== Dataset extract

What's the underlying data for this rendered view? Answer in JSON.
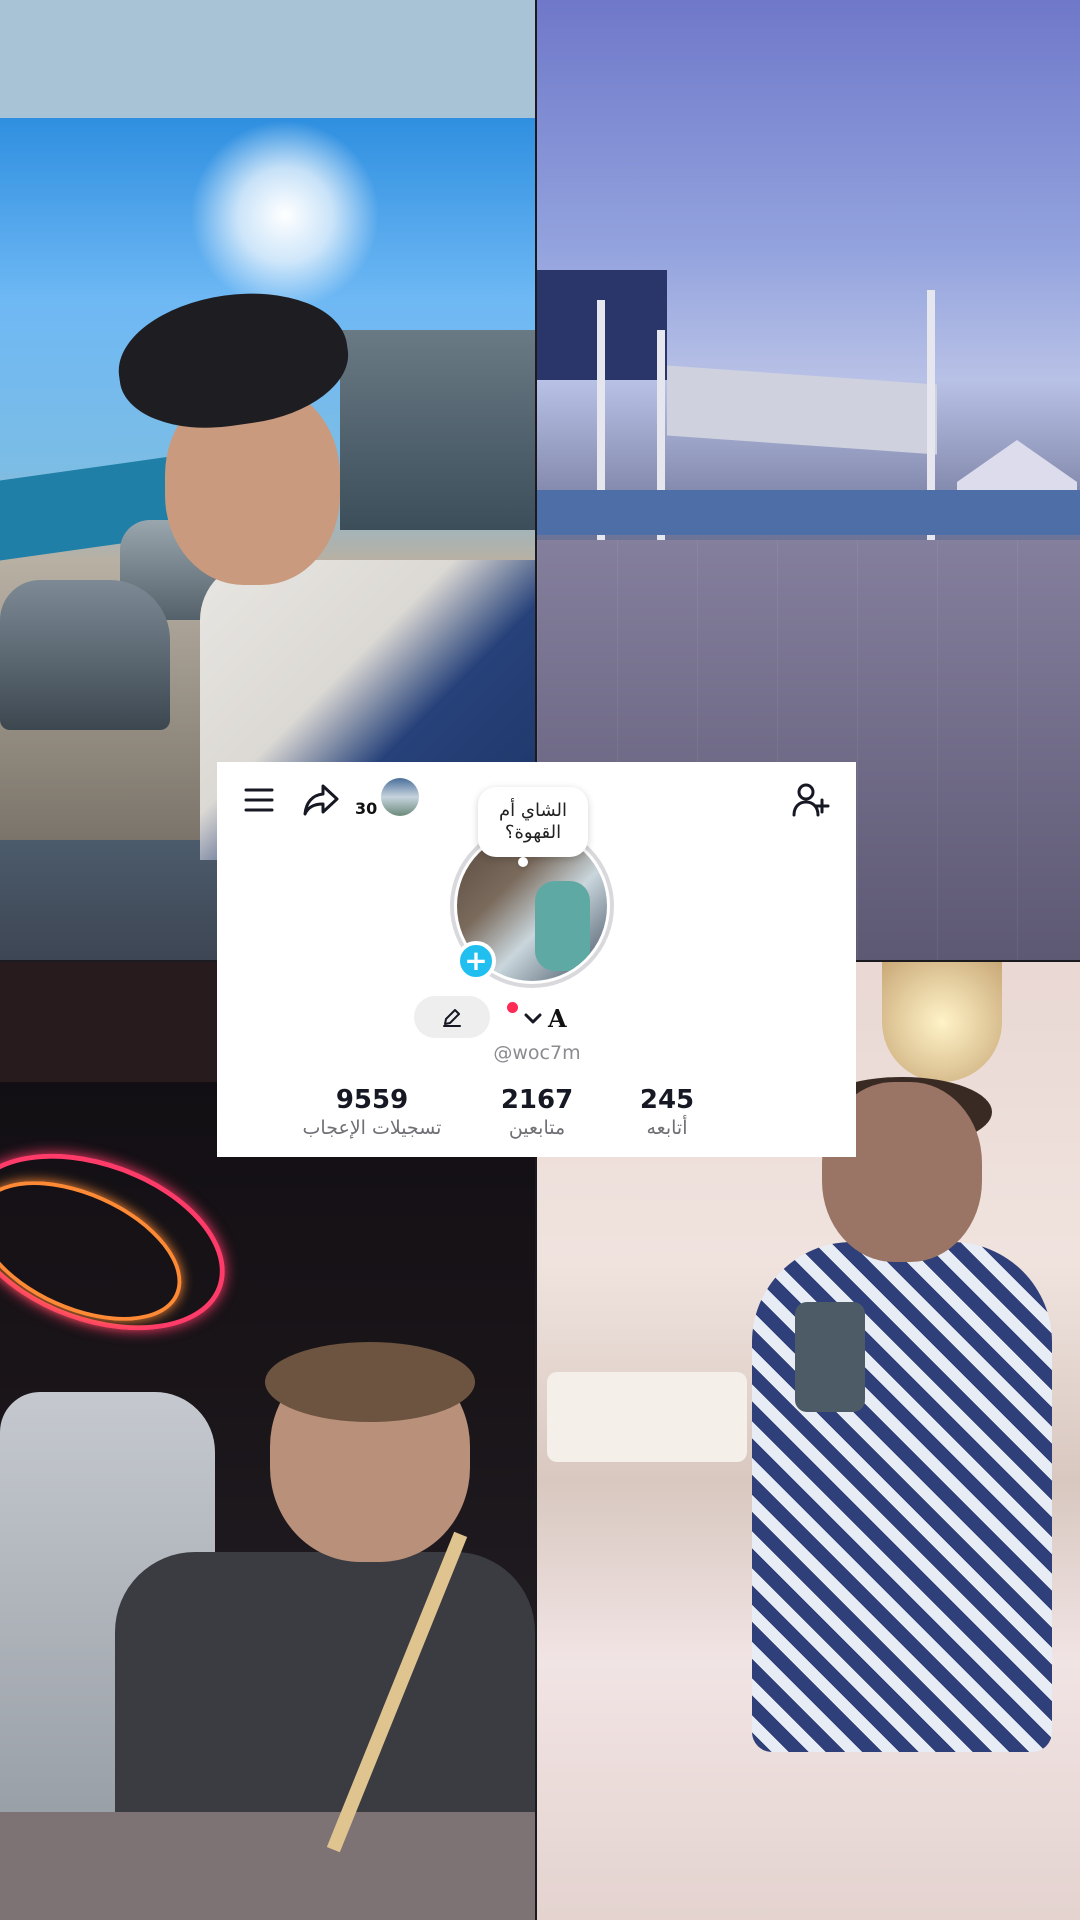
{
  "profile": {
    "story_count": "30",
    "note_text": "الشاي أم القهوة؟",
    "display_name": "A",
    "username": "@woc7m",
    "stats": {
      "likes": {
        "value": "9559",
        "label": "تسجيلات الإعجاب"
      },
      "followers": {
        "value": "2167",
        "label": "متابعين"
      },
      "following": {
        "value": "245",
        "label": "أتابعه"
      }
    }
  },
  "icons": {
    "menu": "menu-icon",
    "share": "share-icon",
    "add_user": "add-user-icon",
    "edit": "pencil-icon",
    "chevron": "chevron-down-icon",
    "plus": "plus-icon"
  },
  "colors": {
    "accent_blue": "#21bff0",
    "live_dot": "#ff2b55",
    "card_bg": "#ffffff"
  },
  "plus_symbol": "+"
}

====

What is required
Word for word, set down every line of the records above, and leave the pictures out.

Written response
What's the underlying data for this rendered view? Answer in JSON.
{
  "profile": {
    "story_count": "30",
    "note_text": "الشاي أم القهوة؟",
    "display_name": "A",
    "username": "@woc7m",
    "stats": {
      "likes": {
        "value": "9559",
        "label": "تسجيلات الإعجاب"
      },
      "followers": {
        "value": "2167",
        "label": "متابعين"
      },
      "following": {
        "value": "245",
        "label": "أتابعه"
      }
    }
  },
  "icons": {
    "menu": "menu-icon",
    "share": "share-icon",
    "add_user": "add-user-icon",
    "edit": "pencil-icon",
    "chevron": "chevron-down-icon",
    "plus": "plus-icon"
  },
  "colors": {
    "accent_blue": "#21bff0",
    "live_dot": "#ff2b55",
    "card_bg": "#ffffff"
  },
  "plus_symbol": "+"
}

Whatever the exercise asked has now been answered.